■ WORK ORDER: What lines of the data below hold "icon"? Show them.
::: LISTED ENTRIES :::
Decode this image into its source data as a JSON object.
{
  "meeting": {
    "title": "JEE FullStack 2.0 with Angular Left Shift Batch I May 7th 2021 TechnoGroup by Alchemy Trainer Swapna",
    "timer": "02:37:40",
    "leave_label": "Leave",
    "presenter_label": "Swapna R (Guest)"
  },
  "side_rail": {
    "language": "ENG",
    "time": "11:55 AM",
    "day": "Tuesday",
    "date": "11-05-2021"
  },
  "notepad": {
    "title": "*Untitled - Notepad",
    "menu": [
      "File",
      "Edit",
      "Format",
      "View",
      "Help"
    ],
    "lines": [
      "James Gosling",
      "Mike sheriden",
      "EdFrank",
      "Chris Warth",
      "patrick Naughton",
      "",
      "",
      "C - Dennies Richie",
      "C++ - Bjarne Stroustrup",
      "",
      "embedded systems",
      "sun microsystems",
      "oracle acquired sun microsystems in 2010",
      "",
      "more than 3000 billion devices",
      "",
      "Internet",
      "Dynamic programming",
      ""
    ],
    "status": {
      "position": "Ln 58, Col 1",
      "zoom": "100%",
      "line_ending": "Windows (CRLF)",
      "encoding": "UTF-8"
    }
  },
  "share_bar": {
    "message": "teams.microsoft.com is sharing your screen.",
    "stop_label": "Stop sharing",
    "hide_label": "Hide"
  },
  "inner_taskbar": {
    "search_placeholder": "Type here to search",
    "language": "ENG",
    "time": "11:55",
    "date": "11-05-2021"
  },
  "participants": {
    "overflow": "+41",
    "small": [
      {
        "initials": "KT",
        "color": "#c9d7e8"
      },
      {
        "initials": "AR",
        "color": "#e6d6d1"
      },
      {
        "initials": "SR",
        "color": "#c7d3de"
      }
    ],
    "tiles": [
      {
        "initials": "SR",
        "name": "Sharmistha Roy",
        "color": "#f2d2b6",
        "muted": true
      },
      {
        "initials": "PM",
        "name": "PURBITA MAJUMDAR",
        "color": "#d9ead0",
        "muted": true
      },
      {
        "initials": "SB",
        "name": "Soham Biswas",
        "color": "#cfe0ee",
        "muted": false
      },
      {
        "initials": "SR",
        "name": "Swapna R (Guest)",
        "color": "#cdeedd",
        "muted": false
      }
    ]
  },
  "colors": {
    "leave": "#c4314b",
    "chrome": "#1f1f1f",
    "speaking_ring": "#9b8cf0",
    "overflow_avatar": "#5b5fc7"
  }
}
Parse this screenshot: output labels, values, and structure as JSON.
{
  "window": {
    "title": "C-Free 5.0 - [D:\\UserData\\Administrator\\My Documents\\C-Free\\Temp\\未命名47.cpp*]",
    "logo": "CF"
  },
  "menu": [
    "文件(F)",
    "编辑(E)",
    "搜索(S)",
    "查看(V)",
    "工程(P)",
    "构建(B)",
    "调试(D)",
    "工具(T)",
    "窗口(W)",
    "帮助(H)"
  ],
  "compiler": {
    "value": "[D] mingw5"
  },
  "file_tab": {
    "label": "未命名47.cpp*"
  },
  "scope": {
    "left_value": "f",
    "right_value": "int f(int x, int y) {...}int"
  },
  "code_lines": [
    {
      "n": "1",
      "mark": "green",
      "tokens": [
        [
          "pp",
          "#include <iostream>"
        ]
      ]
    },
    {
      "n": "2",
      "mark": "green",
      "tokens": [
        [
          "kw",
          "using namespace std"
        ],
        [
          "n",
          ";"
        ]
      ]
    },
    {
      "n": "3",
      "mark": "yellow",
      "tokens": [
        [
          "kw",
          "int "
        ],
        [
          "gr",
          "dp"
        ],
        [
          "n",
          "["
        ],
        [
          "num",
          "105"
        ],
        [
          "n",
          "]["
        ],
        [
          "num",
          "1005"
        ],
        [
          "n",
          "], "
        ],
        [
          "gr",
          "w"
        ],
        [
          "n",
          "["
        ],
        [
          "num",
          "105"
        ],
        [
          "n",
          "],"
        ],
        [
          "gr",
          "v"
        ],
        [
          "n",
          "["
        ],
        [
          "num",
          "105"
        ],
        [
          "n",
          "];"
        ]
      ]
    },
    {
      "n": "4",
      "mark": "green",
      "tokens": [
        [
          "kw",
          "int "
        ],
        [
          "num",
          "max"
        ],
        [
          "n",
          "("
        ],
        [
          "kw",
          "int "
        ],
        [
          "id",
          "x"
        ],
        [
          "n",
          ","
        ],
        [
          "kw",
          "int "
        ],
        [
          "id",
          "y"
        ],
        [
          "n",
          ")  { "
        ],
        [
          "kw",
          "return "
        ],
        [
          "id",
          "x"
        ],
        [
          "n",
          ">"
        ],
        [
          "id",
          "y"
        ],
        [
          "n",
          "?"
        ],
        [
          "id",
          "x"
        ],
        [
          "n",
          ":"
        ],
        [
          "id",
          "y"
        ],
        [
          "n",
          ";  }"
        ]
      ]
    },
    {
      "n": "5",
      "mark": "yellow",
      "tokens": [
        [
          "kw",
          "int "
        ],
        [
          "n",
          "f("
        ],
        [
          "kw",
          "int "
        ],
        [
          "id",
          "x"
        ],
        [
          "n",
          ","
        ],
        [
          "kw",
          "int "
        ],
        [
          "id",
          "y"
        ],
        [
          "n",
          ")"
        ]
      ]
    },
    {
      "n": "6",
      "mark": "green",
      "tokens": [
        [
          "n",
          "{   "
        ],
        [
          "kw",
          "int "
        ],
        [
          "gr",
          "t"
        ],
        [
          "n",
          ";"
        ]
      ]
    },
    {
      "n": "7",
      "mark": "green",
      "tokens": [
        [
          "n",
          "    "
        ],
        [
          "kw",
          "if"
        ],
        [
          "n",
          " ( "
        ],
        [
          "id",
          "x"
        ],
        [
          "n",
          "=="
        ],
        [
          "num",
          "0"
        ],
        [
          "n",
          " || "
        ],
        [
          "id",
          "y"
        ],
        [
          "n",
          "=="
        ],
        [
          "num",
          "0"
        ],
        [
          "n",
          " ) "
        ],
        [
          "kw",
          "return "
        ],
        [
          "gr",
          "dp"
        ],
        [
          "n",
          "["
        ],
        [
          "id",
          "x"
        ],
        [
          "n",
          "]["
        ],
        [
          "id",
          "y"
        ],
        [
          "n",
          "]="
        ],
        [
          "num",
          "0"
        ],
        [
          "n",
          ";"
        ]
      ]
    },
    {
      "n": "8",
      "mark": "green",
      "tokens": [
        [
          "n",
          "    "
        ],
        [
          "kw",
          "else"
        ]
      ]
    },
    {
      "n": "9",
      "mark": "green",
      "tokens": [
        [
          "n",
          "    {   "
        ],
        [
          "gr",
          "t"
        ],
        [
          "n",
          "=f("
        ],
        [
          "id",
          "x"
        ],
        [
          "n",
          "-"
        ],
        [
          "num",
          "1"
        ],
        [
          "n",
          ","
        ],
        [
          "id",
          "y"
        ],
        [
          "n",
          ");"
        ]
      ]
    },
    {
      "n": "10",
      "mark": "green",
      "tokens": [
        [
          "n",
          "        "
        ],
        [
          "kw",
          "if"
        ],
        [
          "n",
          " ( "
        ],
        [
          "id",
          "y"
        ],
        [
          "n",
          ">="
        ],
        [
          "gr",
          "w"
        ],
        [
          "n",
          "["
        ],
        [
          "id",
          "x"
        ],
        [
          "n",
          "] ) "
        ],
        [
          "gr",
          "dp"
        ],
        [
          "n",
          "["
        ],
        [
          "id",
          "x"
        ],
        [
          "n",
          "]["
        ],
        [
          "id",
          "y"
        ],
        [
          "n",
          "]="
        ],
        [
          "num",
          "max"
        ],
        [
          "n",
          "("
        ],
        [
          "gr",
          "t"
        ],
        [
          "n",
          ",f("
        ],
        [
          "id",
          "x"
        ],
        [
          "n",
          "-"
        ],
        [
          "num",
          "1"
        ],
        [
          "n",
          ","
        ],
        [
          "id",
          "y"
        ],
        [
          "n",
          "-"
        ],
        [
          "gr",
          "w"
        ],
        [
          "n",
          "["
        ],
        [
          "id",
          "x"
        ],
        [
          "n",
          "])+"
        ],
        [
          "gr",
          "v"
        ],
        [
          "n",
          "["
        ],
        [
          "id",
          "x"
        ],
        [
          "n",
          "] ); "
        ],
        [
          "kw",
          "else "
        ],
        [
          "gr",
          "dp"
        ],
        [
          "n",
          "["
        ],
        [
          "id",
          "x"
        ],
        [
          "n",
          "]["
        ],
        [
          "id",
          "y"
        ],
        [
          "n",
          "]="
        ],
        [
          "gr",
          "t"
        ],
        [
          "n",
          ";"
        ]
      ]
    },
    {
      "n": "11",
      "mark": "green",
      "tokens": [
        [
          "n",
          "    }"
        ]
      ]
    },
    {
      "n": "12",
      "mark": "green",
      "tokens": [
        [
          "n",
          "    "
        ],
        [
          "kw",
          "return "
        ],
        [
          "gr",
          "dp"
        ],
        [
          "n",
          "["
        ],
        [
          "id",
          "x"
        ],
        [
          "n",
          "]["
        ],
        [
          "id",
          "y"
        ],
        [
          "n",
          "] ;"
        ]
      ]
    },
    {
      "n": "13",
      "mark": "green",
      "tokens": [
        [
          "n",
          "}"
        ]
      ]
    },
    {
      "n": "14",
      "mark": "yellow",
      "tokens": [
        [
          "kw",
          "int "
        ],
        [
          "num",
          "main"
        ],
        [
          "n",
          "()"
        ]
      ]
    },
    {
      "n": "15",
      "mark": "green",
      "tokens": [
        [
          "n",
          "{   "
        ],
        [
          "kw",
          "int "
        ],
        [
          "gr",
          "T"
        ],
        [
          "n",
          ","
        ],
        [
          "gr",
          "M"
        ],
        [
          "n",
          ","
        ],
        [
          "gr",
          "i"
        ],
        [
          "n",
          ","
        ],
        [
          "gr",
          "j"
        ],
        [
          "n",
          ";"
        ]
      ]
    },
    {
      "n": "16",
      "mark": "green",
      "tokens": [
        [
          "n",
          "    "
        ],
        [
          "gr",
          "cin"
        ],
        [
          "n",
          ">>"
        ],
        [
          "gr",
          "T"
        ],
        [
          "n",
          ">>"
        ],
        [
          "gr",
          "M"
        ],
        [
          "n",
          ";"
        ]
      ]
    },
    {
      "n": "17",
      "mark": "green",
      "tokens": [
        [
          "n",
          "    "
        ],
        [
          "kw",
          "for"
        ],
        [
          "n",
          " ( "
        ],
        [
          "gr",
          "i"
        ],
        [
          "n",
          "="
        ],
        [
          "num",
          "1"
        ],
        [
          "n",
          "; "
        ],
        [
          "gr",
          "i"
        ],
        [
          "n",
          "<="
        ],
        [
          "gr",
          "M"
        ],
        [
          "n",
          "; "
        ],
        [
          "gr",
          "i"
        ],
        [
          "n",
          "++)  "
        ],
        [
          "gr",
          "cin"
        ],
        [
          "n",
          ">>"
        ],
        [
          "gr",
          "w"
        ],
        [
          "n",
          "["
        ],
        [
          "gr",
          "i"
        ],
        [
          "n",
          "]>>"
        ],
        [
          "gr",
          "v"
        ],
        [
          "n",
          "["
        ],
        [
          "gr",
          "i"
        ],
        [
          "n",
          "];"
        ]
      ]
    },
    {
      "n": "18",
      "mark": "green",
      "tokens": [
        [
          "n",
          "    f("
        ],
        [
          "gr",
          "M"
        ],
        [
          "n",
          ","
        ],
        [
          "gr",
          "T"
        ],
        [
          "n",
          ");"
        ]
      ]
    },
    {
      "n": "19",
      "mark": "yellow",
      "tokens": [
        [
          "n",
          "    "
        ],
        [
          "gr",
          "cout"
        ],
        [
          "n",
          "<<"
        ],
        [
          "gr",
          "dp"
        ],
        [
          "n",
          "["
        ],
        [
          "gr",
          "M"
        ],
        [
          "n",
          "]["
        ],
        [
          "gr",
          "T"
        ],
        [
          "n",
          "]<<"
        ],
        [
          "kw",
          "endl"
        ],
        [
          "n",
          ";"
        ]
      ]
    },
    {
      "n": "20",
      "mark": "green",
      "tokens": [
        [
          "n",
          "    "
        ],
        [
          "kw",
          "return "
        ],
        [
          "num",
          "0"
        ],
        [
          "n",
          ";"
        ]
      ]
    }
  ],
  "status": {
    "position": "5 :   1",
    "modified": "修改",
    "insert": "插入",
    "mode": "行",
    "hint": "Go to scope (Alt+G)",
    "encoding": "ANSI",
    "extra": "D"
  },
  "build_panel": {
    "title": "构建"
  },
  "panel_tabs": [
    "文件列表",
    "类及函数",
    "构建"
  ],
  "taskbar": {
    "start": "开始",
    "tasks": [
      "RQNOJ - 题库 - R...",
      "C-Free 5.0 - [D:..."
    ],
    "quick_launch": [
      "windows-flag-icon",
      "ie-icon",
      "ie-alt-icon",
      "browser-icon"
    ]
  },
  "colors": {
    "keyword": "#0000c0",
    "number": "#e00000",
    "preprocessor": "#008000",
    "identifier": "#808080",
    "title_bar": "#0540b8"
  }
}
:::
■ SOLVED EXERCISE:
      "windows-flag-icon",
      "ie-icon",
      "ie-alt-icon",
      "browser-icon"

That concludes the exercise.